- _TRY IT_:
Nothing but the lines from the one containing "What's the underlying" through the last line of the records belongs in the answer, copied exactly and with the pictures left out.

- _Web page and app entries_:
══════════════════════════════
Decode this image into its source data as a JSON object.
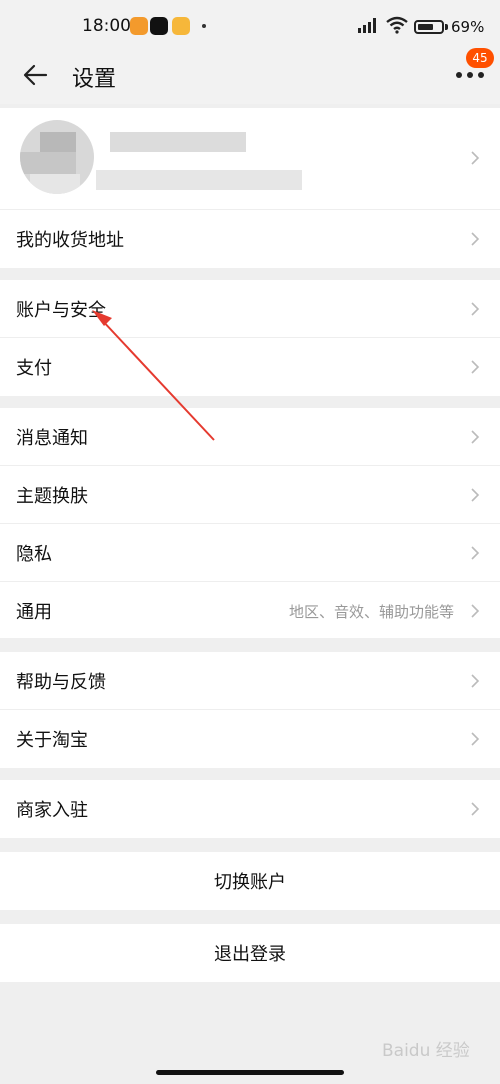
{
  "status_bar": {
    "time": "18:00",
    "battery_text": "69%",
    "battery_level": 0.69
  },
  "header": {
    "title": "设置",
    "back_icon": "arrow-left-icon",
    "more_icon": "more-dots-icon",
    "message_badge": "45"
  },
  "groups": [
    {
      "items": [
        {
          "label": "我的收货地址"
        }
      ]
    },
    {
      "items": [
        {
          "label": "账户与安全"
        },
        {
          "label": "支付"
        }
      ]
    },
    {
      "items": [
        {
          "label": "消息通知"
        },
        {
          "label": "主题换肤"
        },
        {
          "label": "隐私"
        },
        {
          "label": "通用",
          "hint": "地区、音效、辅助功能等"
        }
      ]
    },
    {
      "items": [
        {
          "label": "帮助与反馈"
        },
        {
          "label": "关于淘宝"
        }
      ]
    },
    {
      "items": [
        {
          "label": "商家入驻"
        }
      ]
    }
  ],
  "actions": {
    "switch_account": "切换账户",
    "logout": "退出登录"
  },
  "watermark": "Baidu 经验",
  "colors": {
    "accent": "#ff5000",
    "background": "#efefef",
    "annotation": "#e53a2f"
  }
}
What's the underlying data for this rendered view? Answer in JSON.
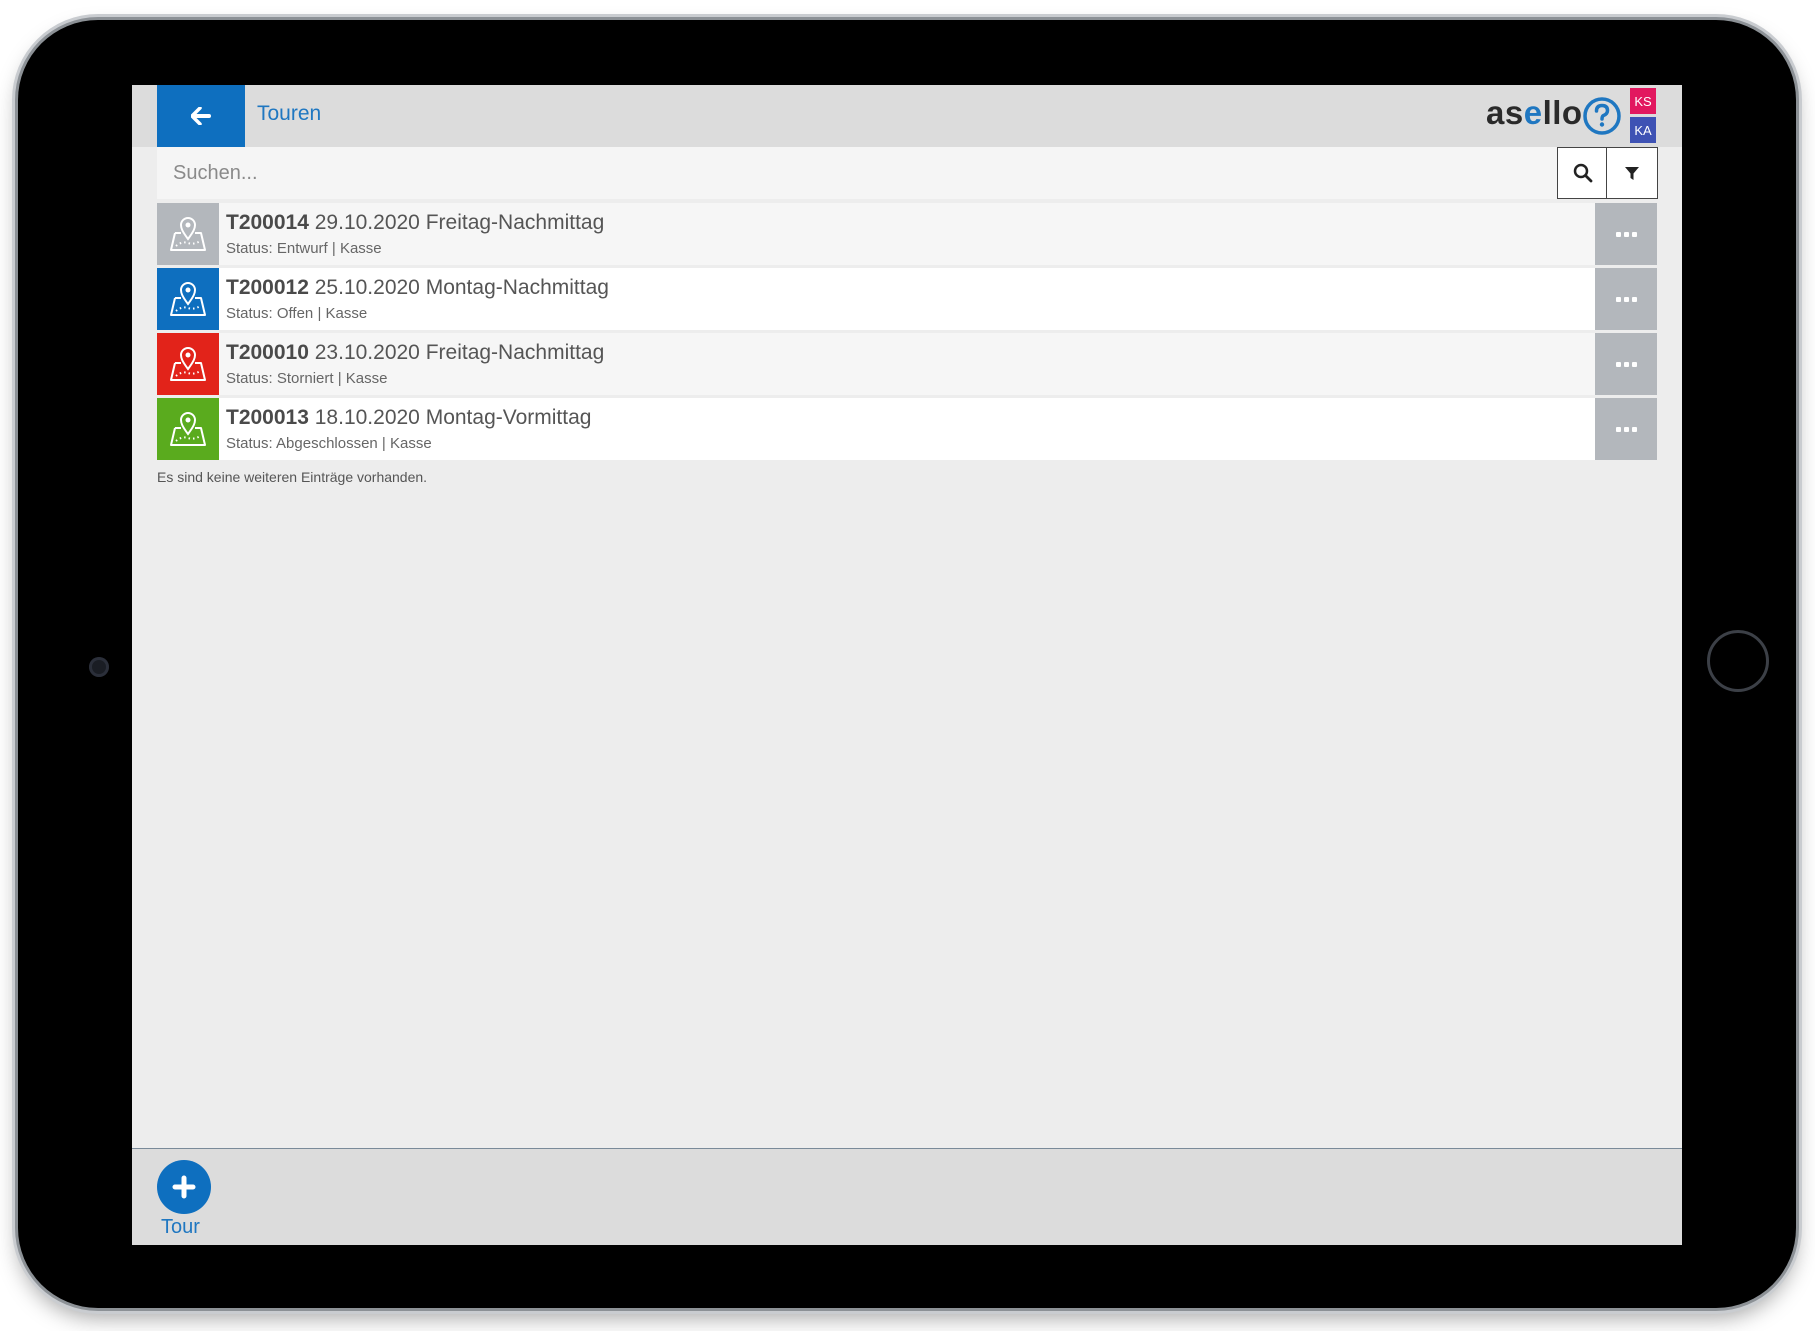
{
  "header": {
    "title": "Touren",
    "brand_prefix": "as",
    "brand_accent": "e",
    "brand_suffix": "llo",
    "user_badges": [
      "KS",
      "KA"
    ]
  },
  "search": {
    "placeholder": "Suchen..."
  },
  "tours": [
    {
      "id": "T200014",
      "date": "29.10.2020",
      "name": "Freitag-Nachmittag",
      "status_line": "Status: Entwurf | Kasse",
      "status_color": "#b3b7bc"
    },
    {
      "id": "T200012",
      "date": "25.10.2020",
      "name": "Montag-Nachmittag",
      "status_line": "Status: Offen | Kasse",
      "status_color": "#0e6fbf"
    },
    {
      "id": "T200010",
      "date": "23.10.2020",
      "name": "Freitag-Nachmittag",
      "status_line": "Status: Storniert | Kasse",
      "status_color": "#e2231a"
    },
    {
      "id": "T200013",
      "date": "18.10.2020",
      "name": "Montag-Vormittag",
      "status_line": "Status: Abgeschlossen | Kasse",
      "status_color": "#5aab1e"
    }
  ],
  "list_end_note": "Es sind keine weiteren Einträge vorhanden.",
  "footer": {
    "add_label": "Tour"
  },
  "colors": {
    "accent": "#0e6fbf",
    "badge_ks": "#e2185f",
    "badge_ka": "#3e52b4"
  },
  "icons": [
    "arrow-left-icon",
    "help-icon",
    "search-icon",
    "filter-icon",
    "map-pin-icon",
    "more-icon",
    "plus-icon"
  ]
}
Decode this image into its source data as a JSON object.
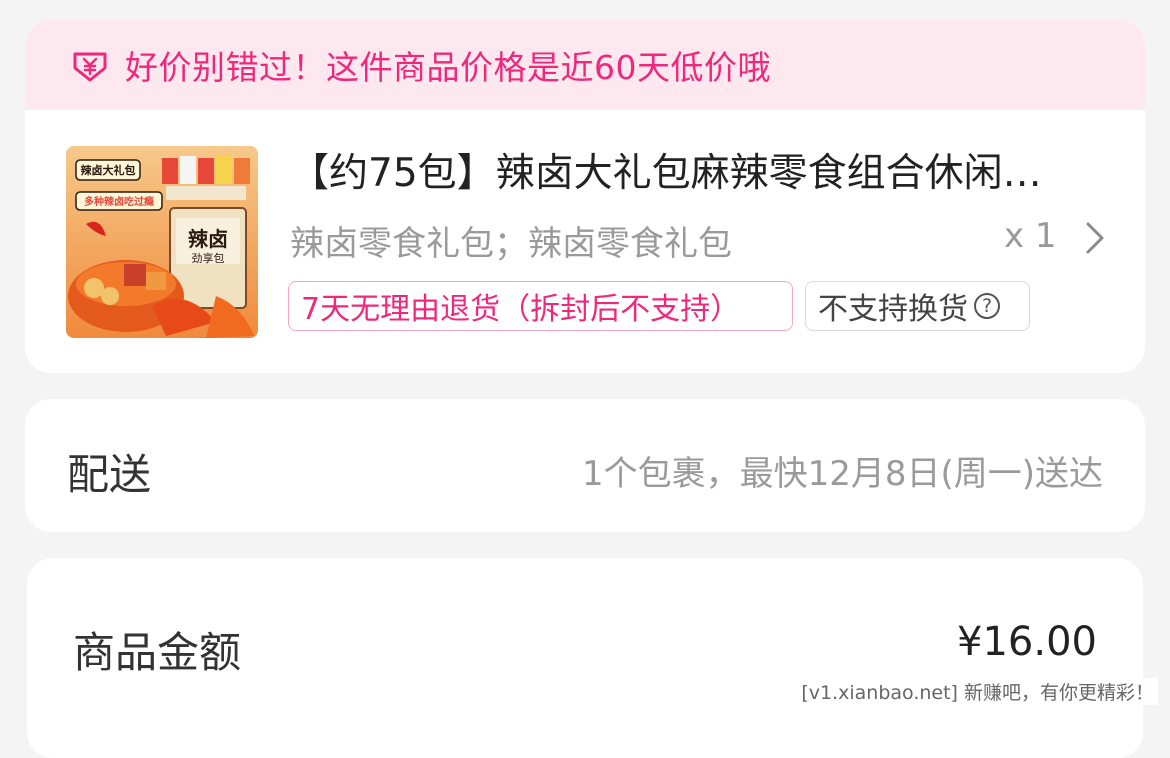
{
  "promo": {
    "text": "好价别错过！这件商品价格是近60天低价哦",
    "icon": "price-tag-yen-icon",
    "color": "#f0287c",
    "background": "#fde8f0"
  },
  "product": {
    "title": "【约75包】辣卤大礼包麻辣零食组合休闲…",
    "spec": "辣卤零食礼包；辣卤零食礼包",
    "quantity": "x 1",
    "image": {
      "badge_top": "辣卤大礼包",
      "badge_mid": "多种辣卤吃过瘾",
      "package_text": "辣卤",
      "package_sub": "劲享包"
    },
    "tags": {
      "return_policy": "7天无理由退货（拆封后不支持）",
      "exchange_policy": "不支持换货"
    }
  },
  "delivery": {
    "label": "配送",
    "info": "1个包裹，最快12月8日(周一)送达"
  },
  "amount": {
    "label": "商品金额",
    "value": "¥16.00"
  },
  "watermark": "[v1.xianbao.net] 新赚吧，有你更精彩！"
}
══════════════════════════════
- _ANSWER BOX_:
What's the underlying data for this rendered view? Answer in JSON.
{
  "header": {
    "title": "Touren",
    "brand_prefix": "as",
    "brand_accent": "e",
    "brand_suffix": "llo",
    "user_badges": [
      "KS",
      "KA"
    ]
  },
  "search": {
    "placeholder": "Suchen..."
  },
  "tours": [
    {
      "id": "T200014",
      "date": "29.10.2020",
      "name": "Freitag-Nachmittag",
      "status_line": "Status: Entwurf | Kasse",
      "status_color": "#b3b7bc"
    },
    {
      "id": "T200012",
      "date": "25.10.2020",
      "name": "Montag-Nachmittag",
      "status_line": "Status: Offen | Kasse",
      "status_color": "#0e6fbf"
    },
    {
      "id": "T200010",
      "date": "23.10.2020",
      "name": "Freitag-Nachmittag",
      "status_line": "Status: Storniert | Kasse",
      "status_color": "#e2231a"
    },
    {
      "id": "T200013",
      "date": "18.10.2020",
      "name": "Montag-Vormittag",
      "status_line": "Status: Abgeschlossen | Kasse",
      "status_color": "#5aab1e"
    }
  ],
  "list_end_note": "Es sind keine weiteren Einträge vorhanden.",
  "footer": {
    "add_label": "Tour"
  },
  "colors": {
    "accent": "#0e6fbf",
    "badge_ks": "#e2185f",
    "badge_ka": "#3e52b4"
  },
  "icons": [
    "arrow-left-icon",
    "help-icon",
    "search-icon",
    "filter-icon",
    "map-pin-icon",
    "more-icon",
    "plus-icon"
  ]
}
Decode this image into its source data as a JSON object.
{
  "promo": {
    "text": "好价别错过！这件商品价格是近60天低价哦",
    "icon": "price-tag-yen-icon",
    "color": "#f0287c",
    "background": "#fde8f0"
  },
  "product": {
    "title": "【约75包】辣卤大礼包麻辣零食组合休闲…",
    "spec": "辣卤零食礼包；辣卤零食礼包",
    "quantity": "x 1",
    "image": {
      "badge_top": "辣卤大礼包",
      "badge_mid": "多种辣卤吃过瘾",
      "package_text": "辣卤",
      "package_sub": "劲享包"
    },
    "tags": {
      "return_policy": "7天无理由退货（拆封后不支持）",
      "exchange_policy": "不支持换货"
    }
  },
  "delivery": {
    "label": "配送",
    "info": "1个包裹，最快12月8日(周一)送达"
  },
  "amount": {
    "label": "商品金额",
    "value": "¥16.00"
  },
  "watermark": "[v1.xianbao.net] 新赚吧，有你更精彩！"
}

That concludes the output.